Rather than a single, dominant version of CBE, our 2016 survey data reveals a diversity of practice across a spectrum of schools, each deploying and experimenting with CBE in order to meet specific institutional challenges. A portrait of CBE emerges as a menu of tools and practices, rather than a monolithic approach or linear path. These findings underscore the need for institutions to carefully weigh the pros and cons of CBE implementation, and to proactively select the CBE components that make the most sense for their students and mission.
The challenge is that CBE calls for a new organizational model and a new pedagogical design in order to make it work, at least in a self-sustaining manner. It is great to see hundreds of schools experimenting with new methods to reach non-traditional students, but none of these programs will last if they do not get sufficient scale to justify the costs. But very few schools are even looking at how to get to thousands of students and determining what investment and organizational setup will be required to get there. This isn’t as simple as flipping a classroom or two.

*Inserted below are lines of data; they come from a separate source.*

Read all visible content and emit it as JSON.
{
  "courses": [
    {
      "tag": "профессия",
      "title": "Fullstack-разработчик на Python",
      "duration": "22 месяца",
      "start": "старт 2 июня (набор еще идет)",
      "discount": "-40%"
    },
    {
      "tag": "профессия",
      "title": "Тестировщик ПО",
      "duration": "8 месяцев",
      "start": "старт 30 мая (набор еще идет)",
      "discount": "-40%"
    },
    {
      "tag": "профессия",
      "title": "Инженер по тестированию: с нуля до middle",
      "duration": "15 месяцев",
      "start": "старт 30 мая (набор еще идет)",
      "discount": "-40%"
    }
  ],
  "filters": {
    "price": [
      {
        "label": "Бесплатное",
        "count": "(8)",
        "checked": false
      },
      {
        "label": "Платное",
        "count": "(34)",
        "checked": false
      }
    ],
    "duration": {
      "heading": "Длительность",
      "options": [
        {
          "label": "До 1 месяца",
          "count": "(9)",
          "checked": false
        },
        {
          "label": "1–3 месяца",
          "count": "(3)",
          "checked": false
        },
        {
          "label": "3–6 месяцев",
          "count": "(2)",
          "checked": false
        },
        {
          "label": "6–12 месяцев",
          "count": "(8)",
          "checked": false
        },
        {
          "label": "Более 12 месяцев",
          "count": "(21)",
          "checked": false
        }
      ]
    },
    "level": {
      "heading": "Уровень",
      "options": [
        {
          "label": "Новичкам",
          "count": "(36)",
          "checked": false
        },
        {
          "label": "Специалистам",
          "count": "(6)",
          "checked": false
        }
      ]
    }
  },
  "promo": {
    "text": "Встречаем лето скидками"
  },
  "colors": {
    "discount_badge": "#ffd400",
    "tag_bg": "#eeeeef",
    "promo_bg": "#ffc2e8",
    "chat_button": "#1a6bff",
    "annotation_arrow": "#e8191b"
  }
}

When you add in the WGU audit results, this challenge gets much harder to address. It will be much more difficult to justify investing in CBE programs or partnerships, or expanding beyond a pilot, when the audit provides marketing copy for those would resist CBE at traditional schools.
From the annals of bad timing comes this news from a week ago:
The California Community Colleges’ Board of Governors today approved a new partnership with Western Governors University (WGU) that allows graduates of California’s 114 community colleges to transfer and seek their bachelor’s degree at a discount from the fully accredited, online institution.
The agreement goes beyond pre-setting up transfers. It also is meant to encourage CCC students to move to WGU for their bachelor’s degree, where appropriate. There are terms for a 5% discount for CCC students, and there is a section on joint marketing.
The CCCCO supports and will encourage CCCs to collaborate with WGU so that partnership
information is available to students, faculty, and staff. WGU will also work in collaboration
with the CCCCO to assist in dissemination of information to students, faculty, and staff at
CCCs. CCCs will be encouraged to publicize locally the Chancellor’s Office support of this
agreement, to inform students, faculty, and staff of the agreement’s benefits. Information will
be encouraged through established internal CCC communication channels (such as
student/employee newsletters, web sites pages, and listservs)
This news comes at the same time as the active debate on the CCC system being directed to create a fully-online college serving non-traditional working adult students.
These are dramatic proposals for the largest higher education system in the US, and there is bound to be plenty of opposition to such plans from faculty unions and other groups skeptical about changes in model.
I suspect that the political climate in California just got a lot more difficult in terms of implementing both initiatives, and I suspect that the option lists available for setting up the new online college is shorter than it was last week.
To be clear for those who have not read the first post, I consider the audit a travesty. The CBE movement and individual programs deserve scrutiny to ensure quality education for students, but this audit and its impact will do nothing useful to protect students or ensure quality.
((Full disclosure and Update: WGU is a past client of MindWires. Although we have no recent or pending relationship with WGU, since the topic was raised at Hack Education, I have added this disclosure. SNHU is a customer of our LMS market analysis service.))